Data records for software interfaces
== Segment start ==
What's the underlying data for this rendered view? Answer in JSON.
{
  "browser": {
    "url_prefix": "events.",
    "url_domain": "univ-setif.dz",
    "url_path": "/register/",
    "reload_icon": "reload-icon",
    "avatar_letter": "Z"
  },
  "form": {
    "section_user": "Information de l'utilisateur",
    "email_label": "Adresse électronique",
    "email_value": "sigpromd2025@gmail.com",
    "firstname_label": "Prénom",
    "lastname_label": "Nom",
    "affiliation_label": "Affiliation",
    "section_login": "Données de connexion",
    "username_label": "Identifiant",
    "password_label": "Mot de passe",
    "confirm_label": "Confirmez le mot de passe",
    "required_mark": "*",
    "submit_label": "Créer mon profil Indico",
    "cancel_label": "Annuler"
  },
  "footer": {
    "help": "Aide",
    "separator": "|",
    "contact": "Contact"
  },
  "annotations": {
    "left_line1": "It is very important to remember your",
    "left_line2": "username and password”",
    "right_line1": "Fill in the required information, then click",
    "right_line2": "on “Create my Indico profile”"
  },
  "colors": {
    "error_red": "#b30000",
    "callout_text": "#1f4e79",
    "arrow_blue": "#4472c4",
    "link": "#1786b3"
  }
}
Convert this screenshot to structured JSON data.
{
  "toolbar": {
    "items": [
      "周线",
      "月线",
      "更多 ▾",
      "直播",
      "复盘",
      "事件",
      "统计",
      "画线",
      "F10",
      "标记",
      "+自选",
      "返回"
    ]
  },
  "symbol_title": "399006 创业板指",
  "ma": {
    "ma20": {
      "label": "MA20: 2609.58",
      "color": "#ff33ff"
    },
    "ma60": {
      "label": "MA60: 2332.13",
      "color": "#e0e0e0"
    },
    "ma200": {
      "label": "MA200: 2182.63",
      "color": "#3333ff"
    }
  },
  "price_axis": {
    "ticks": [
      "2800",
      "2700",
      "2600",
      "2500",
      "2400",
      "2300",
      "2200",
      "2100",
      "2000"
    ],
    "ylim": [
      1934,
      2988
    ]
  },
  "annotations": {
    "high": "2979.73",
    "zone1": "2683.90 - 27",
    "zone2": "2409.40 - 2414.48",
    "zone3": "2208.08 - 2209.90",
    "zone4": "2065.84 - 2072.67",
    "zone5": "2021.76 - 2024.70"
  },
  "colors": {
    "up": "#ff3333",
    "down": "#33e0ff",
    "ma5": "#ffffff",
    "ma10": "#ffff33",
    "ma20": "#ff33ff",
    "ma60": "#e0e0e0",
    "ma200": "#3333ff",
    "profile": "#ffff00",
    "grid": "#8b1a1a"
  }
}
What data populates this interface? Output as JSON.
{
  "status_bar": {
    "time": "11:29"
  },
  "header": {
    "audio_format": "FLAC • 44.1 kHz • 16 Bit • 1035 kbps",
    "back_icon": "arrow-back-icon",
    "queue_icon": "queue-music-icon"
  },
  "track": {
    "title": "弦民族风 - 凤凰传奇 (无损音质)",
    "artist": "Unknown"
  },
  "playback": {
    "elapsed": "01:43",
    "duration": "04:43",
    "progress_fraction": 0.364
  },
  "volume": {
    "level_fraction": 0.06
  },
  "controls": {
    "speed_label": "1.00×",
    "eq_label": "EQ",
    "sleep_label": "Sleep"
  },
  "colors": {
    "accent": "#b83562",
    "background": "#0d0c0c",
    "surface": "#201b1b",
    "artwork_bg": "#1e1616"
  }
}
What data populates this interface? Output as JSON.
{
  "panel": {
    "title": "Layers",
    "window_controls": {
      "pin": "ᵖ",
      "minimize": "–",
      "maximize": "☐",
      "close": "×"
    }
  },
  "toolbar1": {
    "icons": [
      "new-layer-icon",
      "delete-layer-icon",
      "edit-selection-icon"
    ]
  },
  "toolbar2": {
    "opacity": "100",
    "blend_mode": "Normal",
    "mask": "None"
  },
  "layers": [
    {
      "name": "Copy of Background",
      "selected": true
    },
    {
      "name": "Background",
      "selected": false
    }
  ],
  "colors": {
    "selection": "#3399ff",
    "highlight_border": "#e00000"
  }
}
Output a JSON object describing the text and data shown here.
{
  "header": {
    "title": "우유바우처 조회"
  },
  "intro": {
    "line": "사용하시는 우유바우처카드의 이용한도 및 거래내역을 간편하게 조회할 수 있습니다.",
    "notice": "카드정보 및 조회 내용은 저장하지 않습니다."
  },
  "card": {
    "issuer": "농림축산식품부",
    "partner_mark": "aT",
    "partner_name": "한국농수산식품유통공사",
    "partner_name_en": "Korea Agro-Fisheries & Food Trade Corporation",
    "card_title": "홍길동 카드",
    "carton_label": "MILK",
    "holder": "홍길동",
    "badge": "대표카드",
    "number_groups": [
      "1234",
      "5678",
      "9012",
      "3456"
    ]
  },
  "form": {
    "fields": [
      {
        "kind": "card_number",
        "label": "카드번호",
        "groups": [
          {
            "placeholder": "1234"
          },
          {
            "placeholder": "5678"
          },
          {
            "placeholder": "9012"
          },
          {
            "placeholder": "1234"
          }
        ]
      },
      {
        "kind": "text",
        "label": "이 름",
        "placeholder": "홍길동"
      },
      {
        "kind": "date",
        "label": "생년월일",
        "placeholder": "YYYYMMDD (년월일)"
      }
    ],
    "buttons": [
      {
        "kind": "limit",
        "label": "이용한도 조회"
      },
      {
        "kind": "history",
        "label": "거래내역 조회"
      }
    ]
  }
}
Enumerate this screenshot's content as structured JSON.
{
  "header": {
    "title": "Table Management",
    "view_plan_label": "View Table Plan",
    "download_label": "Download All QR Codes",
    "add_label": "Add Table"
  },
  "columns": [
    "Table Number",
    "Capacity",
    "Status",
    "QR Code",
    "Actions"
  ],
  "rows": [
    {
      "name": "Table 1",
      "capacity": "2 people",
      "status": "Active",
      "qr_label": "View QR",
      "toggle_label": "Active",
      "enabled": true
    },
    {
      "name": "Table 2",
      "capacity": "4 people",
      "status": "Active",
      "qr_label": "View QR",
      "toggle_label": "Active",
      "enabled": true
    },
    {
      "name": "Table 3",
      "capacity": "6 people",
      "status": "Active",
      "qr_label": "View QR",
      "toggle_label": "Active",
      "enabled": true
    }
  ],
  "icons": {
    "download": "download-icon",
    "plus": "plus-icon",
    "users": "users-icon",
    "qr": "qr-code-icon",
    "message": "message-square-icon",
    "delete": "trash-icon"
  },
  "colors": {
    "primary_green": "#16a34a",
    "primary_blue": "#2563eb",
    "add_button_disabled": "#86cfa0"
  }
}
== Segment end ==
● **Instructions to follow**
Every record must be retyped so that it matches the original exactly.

● **Your response**
What's the underlying data for this rendered view? Answer in JSON.
{
  "browser": {
    "url_prefix": "events.",
    "url_domain": "univ-setif.dz",
    "url_path": "/register/",
    "reload_icon": "reload-icon",
    "avatar_letter": "Z"
  },
  "form": {
    "section_user": "Information de l'utilisateur",
    "email_label": "Adresse électronique",
    "email_value": "sigpromd2025@gmail.com",
    "firstname_label": "Prénom",
    "lastname_label": "Nom",
    "affiliation_label": "Affiliation",
    "section_login": "Données de connexion",
    "username_label": "Identifiant",
    "password_label": "Mot de passe",
    "confirm_label": "Confirmez le mot de passe",
    "required_mark": "*",
    "submit_label": "Créer mon profil Indico",
    "cancel_label": "Annuler"
  },
  "footer": {
    "help": "Aide",
    "separator": "|",
    "contact": "Contact"
  },
  "annotations": {
    "left_line1": "It is very important to remember your",
    "left_line2": "username and password”",
    "right_line1": "Fill in the required information, then click",
    "right_line2": "on “Create my Indico profile”"
  },
  "colors": {
    "error_red": "#b30000",
    "callout_text": "#1f4e79",
    "arrow_blue": "#4472c4",
    "link": "#1786b3"
  }
}
Convert this screenshot to structured JSON data.
{
  "toolbar": {
    "items": [
      "周线",
      "月线",
      "更多 ▾",
      "直播",
      "复盘",
      "事件",
      "统计",
      "画线",
      "F10",
      "标记",
      "+自选",
      "返回"
    ]
  },
  "symbol_title": "399006 创业板指",
  "ma": {
    "ma20": {
      "label": "MA20: 2609.58",
      "color": "#ff33ff"
    },
    "ma60": {
      "label": "MA60: 2332.13",
      "color": "#e0e0e0"
    },
    "ma200": {
      "label": "MA200: 2182.63",
      "color": "#3333ff"
    }
  },
  "price_axis": {
    "ticks": [
      "2800",
      "2700",
      "2600",
      "2500",
      "2400",
      "2300",
      "2200",
      "2100",
      "2000"
    ],
    "ylim": [
      1934,
      2988
    ]
  },
  "annotations": {
    "high": "2979.73",
    "zone1": "2683.90 - 27",
    "zone2": "2409.40 - 2414.48",
    "zone3": "2208.08 - 2209.90",
    "zone4": "2065.84 - 2072.67",
    "zone5": "2021.76 - 2024.70"
  },
  "colors": {
    "up": "#ff3333",
    "down": "#33e0ff",
    "ma5": "#ffffff",
    "ma10": "#ffff33",
    "ma20": "#ff33ff",
    "ma60": "#e0e0e0",
    "ma200": "#3333ff",
    "profile": "#ffff00",
    "grid": "#8b1a1a"
  }
}
What data populates this interface? Output as JSON.
{
  "status_bar": {
    "time": "11:29"
  },
  "header": {
    "audio_format": "FLAC • 44.1 kHz • 16 Bit • 1035 kbps",
    "back_icon": "arrow-back-icon",
    "queue_icon": "queue-music-icon"
  },
  "track": {
    "title": "弦民族风 - 凤凰传奇 (无损音质)",
    "artist": "Unknown"
  },
  "playback": {
    "elapsed": "01:43",
    "duration": "04:43",
    "progress_fraction": 0.364
  },
  "volume": {
    "level_fraction": 0.06
  },
  "controls": {
    "speed_label": "1.00×",
    "eq_label": "EQ",
    "sleep_label": "Sleep"
  },
  "colors": {
    "accent": "#b83562",
    "background": "#0d0c0c",
    "surface": "#201b1b",
    "artwork_bg": "#1e1616"
  }
}
What data populates this interface? Output as JSON.
{
  "panel": {
    "title": "Layers",
    "window_controls": {
      "pin": "ᵖ",
      "minimize": "–",
      "maximize": "☐",
      "close": "×"
    }
  },
  "toolbar1": {
    "icons": [
      "new-layer-icon",
      "delete-layer-icon",
      "edit-selection-icon"
    ]
  },
  "toolbar2": {
    "opacity": "100",
    "blend_mode": "Normal",
    "mask": "None"
  },
  "layers": [
    {
      "name": "Copy of Background",
      "selected": true
    },
    {
      "name": "Background",
      "selected": false
    }
  ],
  "colors": {
    "selection": "#3399ff",
    "highlight_border": "#e00000"
  }
}
Output a JSON object describing the text and data shown here.
{
  "header": {
    "title": "우유바우처 조회"
  },
  "intro": {
    "line": "사용하시는 우유바우처카드의 이용한도 및 거래내역을 간편하게 조회할 수 있습니다.",
    "notice": "카드정보 및 조회 내용은 저장하지 않습니다."
  },
  "card": {
    "issuer": "농림축산식품부",
    "partner_mark": "aT",
    "partner_name": "한국농수산식품유통공사",
    "partner_name_en": "Korea Agro-Fisheries & Food Trade Corporation",
    "card_title": "홍길동 카드",
    "carton_label": "MILK",
    "holder": "홍길동",
    "badge": "대표카드",
    "number_groups": [
      "1234",
      "5678",
      "9012",
      "3456"
    ]
  },
  "form": {
    "fields": [
      {
        "kind": "card_number",
        "label": "카드번호",
        "groups": [
          {
            "placeholder": "1234"
          },
          {
            "placeholder": "5678"
          },
          {
            "placeholder": "9012"
          },
          {
            "placeholder": "1234"
          }
        ]
      },
      {
        "kind": "text",
        "label": "이 름",
        "placeholder": "홍길동"
      },
      {
        "kind": "date",
        "label": "생년월일",
        "placeholder": "YYYYMMDD (년월일)"
      }
    ],
    "buttons": [
      {
        "kind": "limit",
        "label": "이용한도 조회"
      },
      {
        "kind": "history",
        "label": "거래내역 조회"
      }
    ]
  }
}
Enumerate this screenshot's content as structured JSON.
{
  "header": {
    "title": "Table Management",
    "view_plan_label": "View Table Plan",
    "download_label": "Download All QR Codes",
    "add_label": "Add Table"
  },
  "columns": [
    "Table Number",
    "Capacity",
    "Status",
    "QR Code",
    "Actions"
  ],
  "rows": [
    {
      "name": "Table 1",
      "capacity": "2 people",
      "status": "Active",
      "qr_label": "View QR",
      "toggle_label": "Active",
      "enabled": true
    },
    {
      "name": "Table 2",
      "capacity": "4 people",
      "status": "Active",
      "qr_label": "View QR",
      "toggle_label": "Active",
      "enabled": true
    },
    {
      "name": "Table 3",
      "capacity": "6 people",
      "status": "Active",
      "qr_label": "View QR",
      "toggle_label": "Active",
      "enabled": true
    }
  ],
  "icons": {
    "download": "download-icon",
    "plus": "plus-icon",
    "users": "users-icon",
    "qr": "qr-code-icon",
    "message": "message-square-icon",
    "delete": "trash-icon"
  },
  "colors": {
    "primary_green": "#16a34a",
    "primary_blue": "#2563eb",
    "add_button_disabled": "#86cfa0"
  }
}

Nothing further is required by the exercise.